Whenever a line below includes the string "heading", show it.

(Entries from a dataset of interfaces)
--

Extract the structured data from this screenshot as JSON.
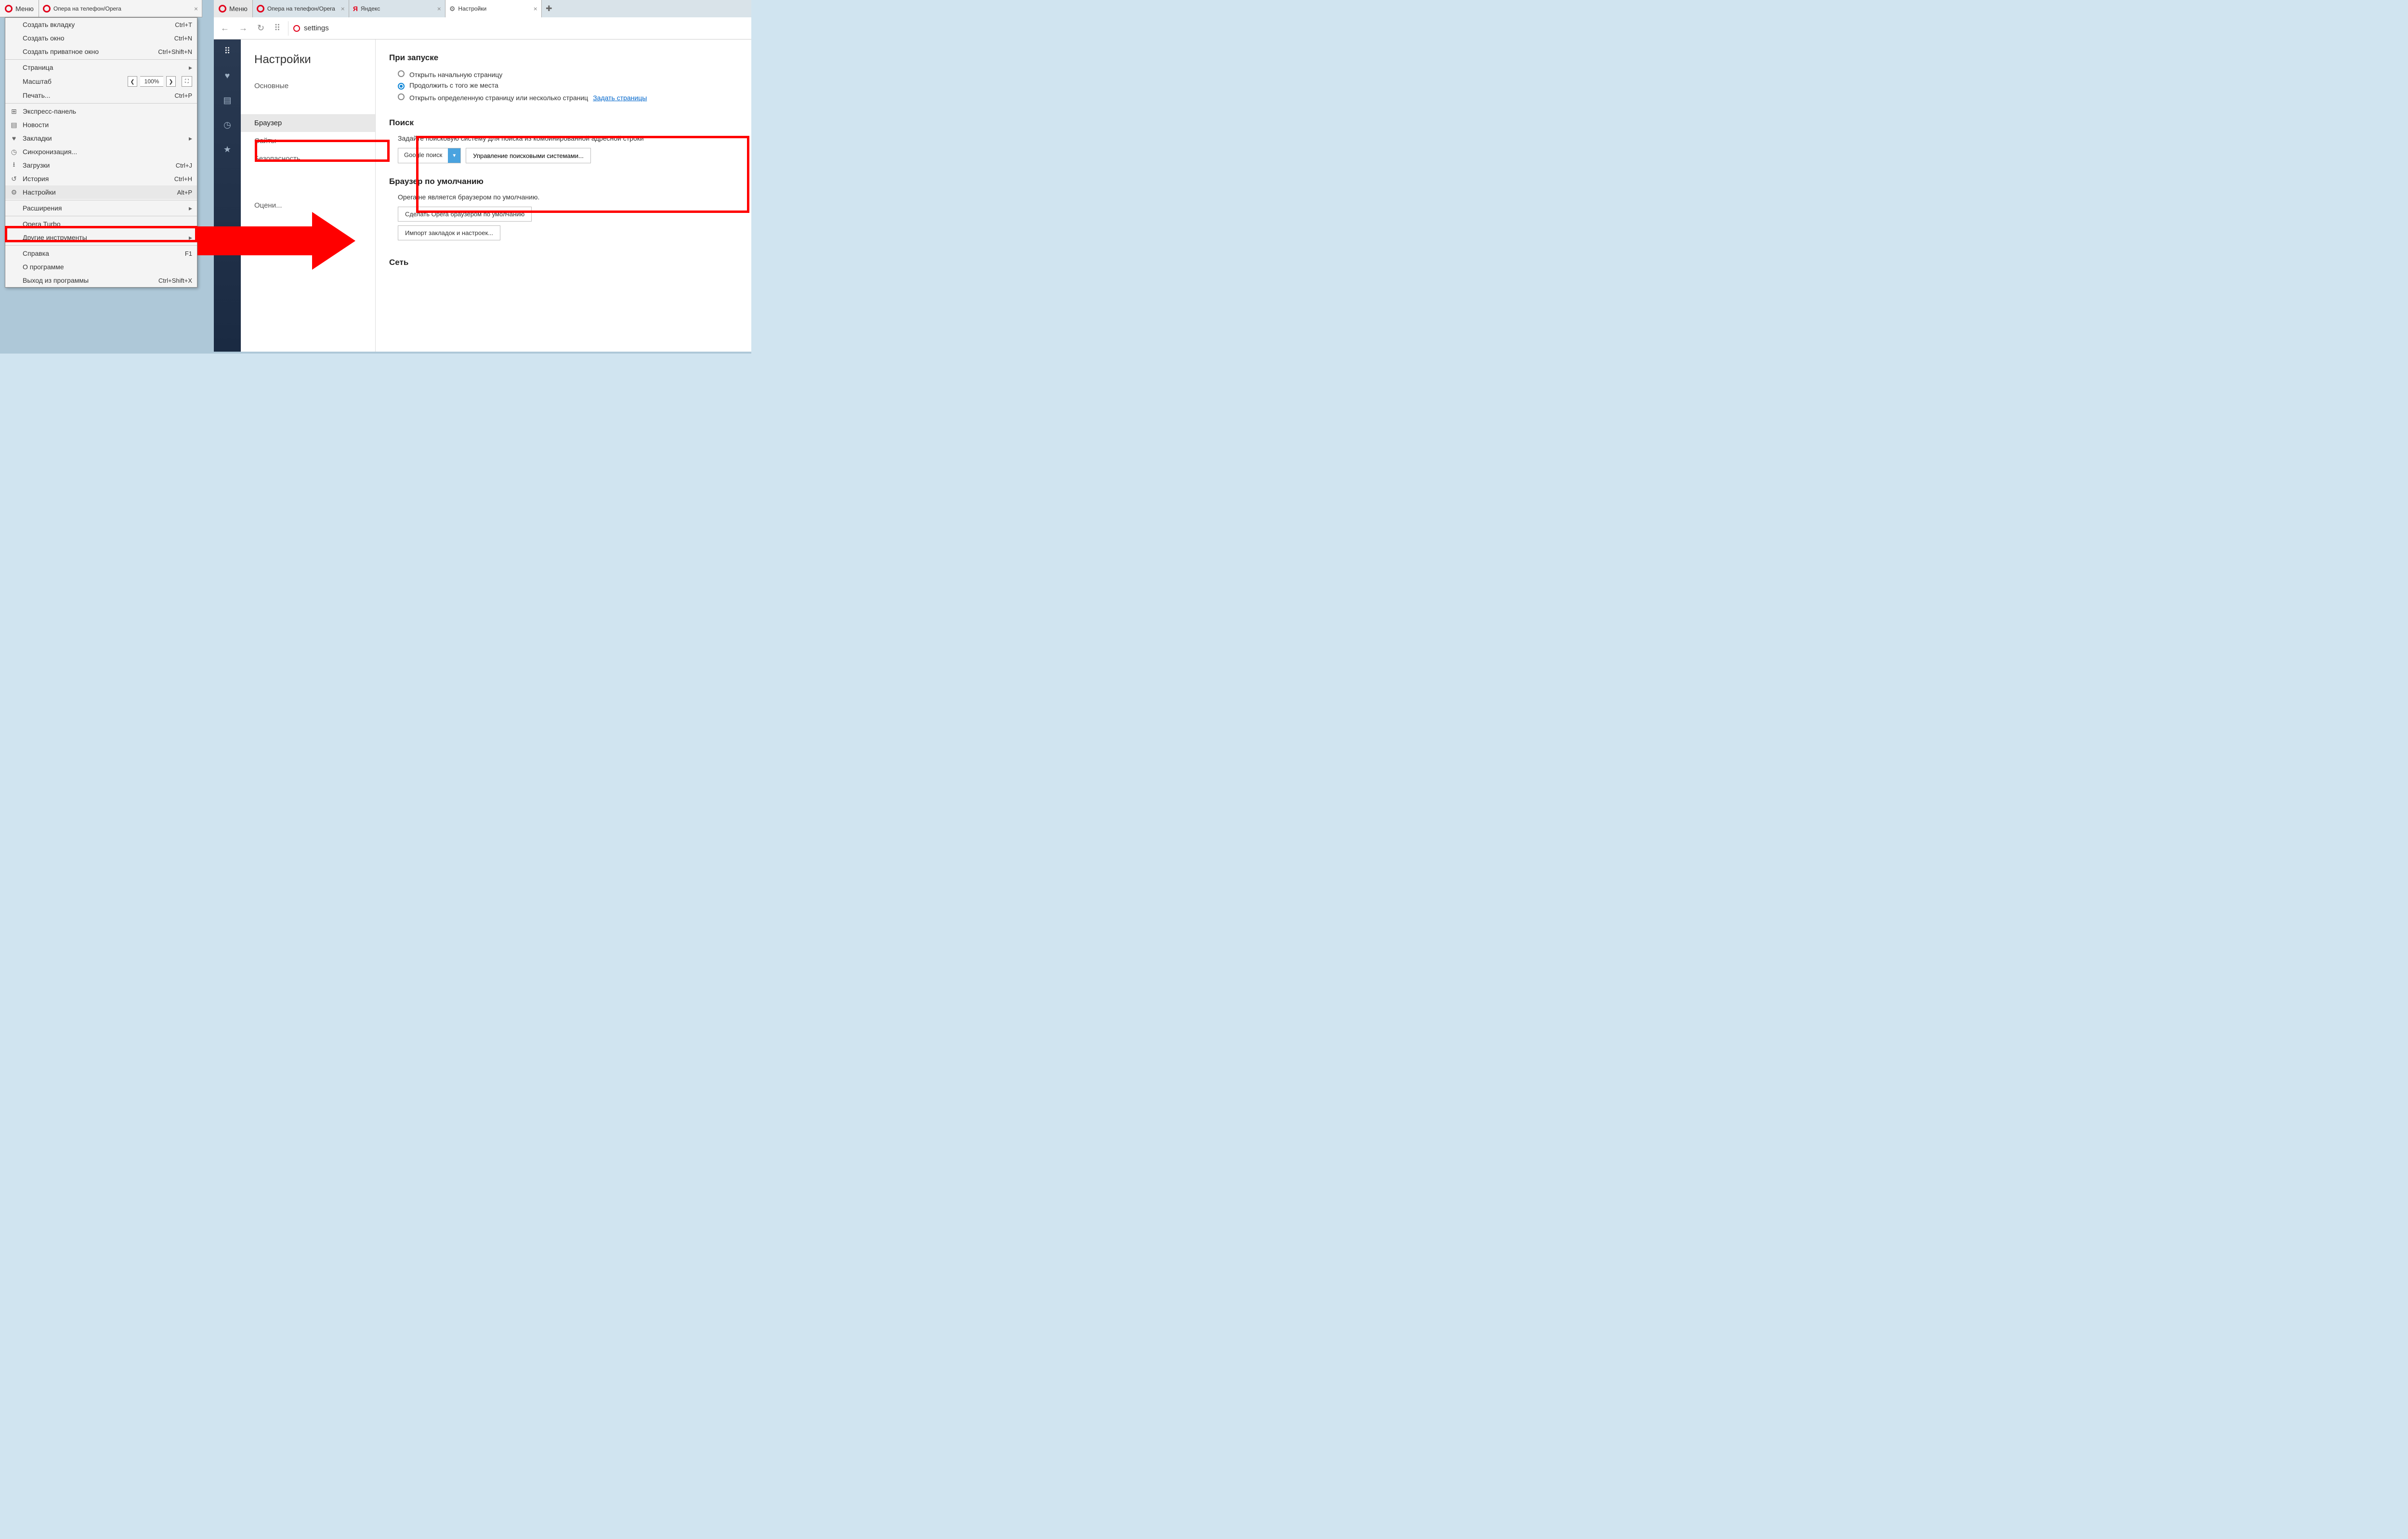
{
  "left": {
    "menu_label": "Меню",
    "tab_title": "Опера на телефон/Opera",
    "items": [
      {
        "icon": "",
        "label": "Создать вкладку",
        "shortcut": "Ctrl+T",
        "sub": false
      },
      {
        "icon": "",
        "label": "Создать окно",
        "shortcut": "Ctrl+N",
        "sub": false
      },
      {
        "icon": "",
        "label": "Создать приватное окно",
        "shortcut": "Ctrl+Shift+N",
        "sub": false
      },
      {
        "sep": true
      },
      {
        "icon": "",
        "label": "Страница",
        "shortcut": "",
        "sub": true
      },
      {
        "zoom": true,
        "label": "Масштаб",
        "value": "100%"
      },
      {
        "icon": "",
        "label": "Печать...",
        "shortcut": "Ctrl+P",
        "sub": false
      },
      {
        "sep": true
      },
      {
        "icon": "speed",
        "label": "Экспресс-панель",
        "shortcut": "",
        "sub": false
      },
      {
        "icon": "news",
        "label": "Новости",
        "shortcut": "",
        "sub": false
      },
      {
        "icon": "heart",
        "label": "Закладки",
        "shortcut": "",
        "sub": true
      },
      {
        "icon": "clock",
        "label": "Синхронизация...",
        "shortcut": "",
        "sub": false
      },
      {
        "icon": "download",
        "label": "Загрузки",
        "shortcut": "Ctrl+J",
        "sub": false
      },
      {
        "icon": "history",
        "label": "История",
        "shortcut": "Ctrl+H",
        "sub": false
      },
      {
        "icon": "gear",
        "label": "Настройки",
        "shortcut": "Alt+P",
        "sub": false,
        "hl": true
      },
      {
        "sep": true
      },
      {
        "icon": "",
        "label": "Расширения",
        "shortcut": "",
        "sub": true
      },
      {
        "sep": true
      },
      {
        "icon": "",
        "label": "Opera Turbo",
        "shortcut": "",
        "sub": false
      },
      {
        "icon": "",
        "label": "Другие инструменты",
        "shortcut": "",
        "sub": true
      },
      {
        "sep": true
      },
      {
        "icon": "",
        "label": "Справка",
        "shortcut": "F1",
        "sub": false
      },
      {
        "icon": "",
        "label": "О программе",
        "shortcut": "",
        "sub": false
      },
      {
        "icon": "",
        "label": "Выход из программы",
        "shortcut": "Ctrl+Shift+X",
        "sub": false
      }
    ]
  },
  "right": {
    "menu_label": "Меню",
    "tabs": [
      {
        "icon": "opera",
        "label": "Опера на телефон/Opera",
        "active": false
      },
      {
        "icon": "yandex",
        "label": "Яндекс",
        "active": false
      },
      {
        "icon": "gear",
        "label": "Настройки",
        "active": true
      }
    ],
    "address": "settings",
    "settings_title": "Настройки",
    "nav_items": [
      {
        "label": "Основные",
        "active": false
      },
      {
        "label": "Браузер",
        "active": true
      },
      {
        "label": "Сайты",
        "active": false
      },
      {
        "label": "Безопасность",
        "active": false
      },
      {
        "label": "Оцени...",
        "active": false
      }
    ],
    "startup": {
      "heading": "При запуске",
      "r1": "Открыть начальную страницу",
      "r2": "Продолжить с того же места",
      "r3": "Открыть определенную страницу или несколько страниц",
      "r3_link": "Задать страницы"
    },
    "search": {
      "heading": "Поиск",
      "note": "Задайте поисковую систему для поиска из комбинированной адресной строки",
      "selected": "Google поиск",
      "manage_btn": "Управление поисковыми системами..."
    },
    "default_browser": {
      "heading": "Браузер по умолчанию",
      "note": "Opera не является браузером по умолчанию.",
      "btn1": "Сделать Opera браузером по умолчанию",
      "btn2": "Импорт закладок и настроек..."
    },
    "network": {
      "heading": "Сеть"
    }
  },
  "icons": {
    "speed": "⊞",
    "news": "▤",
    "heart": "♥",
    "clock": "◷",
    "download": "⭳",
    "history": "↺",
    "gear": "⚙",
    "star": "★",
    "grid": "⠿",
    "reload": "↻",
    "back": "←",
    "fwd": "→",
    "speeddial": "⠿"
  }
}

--

## Exercise solution
      "heading": "При запуске",
      "heading": "Поиск",
      "heading": "Браузер по умолчанию",
      "heading": "Сеть"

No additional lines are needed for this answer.